Molecular Biology

The Institute for Molecular Biology, headed by Prof. Dr. Blanche Schwappach, views heart muscle cells as factories which produce their own components, put them together, and sometimes also must recycle. Heart muscle is electrically excitable. The excitation is enabled by proteins in the cell membrane which can conduct electric currents. These so-called ion channels are produced by the cell in a specially designated region inside the cell and then transported to the surfaces of the heart muscle cell. When they no longer properly function, or when demands for excitability change (for example in developing disease), new ion channels are produced and the old ones are recycled inside the heart muscle cell. For this process, many specialized molecular machines are necessary which facilitate the entire production, quality control and transport of ion channels.

Searching for ion channels

At the Institute of Molecular Biology, we investigate these processes with molecular biological and biochemical methods with which we tag the ion channels on the surfaces of the heart muscle cells and then observe the course of their fate. For this we focus in particular on changes in the genes of the ion channels or the respective production machinery. The effect of such changes, as they occur in the context of rare genetic diseases such as cardiomyopathies, can be tested in biochemical or cell biological experiments, for example in which we observe certain ion channels of heart muscle cells under a microscope. The results provide us with valuable information on particularly susceptible components or processes in heart muscle cells, which in the longer term may point to possible new therapeutic approaches. We study these questions in close cooperation with groups of the Collaborative Research Center 1002, “Modulatory units of heart failure” and the International Graduate School 1816 (IRTG 1816). The PhD students from this graduate school investigate ion channels on the cell surface of heart muscle cells in the context of intact heart tissue.
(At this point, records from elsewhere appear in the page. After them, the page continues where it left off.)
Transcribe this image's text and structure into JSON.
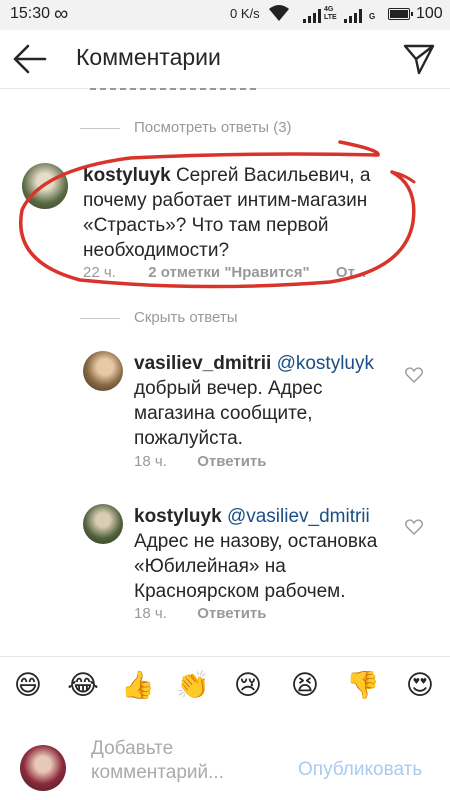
{
  "status_bar": {
    "time": "15:30",
    "network_speed": "0 K/s",
    "lte": "4G\nLTE",
    "g": "G",
    "battery_percent": "100",
    "battery_level": 1.0
  },
  "header": {
    "title": "Комментарии"
  },
  "threads": {
    "view_replies": "Посмотреть ответы (3)",
    "hide_replies": "Скрыть ответы"
  },
  "comments": [
    {
      "username": "kostyluyk",
      "text": "Сергей Васильевич, а почему работает интим-магазин «Страсть»? Что там первой необходимости?",
      "time": "22 ч.",
      "likes": "2 отметки \"Нравится\"",
      "reply": "От..."
    },
    {
      "username": "vasiliev_dmitrii",
      "mention": "@kostyluyk",
      "text": "добрый вечер. Адрес магазина сообщите, пожалуйста.",
      "time": "18 ч.",
      "reply": "Ответить"
    },
    {
      "username": "kostyluyk",
      "mention": "@vasiliev_dmitrii",
      "text": "Адрес не назову, остановка «Юбилейная» на Красноярском рабочем.",
      "time": "18 ч.",
      "reply": "Ответить"
    }
  ],
  "emoji_bar": [
    "😄",
    "😂",
    "👍",
    "👏",
    "😢",
    "😫",
    "👎",
    "😍"
  ],
  "input": {
    "placeholder": "Добавьте комментарий...",
    "post_label": "Опубликовать"
  },
  "icons": {
    "back": "arrow-left-icon",
    "send": "paper-plane-icon",
    "heart": "heart-outline-icon"
  },
  "colors": {
    "annotation": "#d9342b",
    "link": "#1a4f86",
    "post_disabled": "#a8cbef"
  }
}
They collaborate closely with partner groups within the IRTG 1816 at King’s College, London.

Prof. Dr. Blanche Schwappach-Pignataro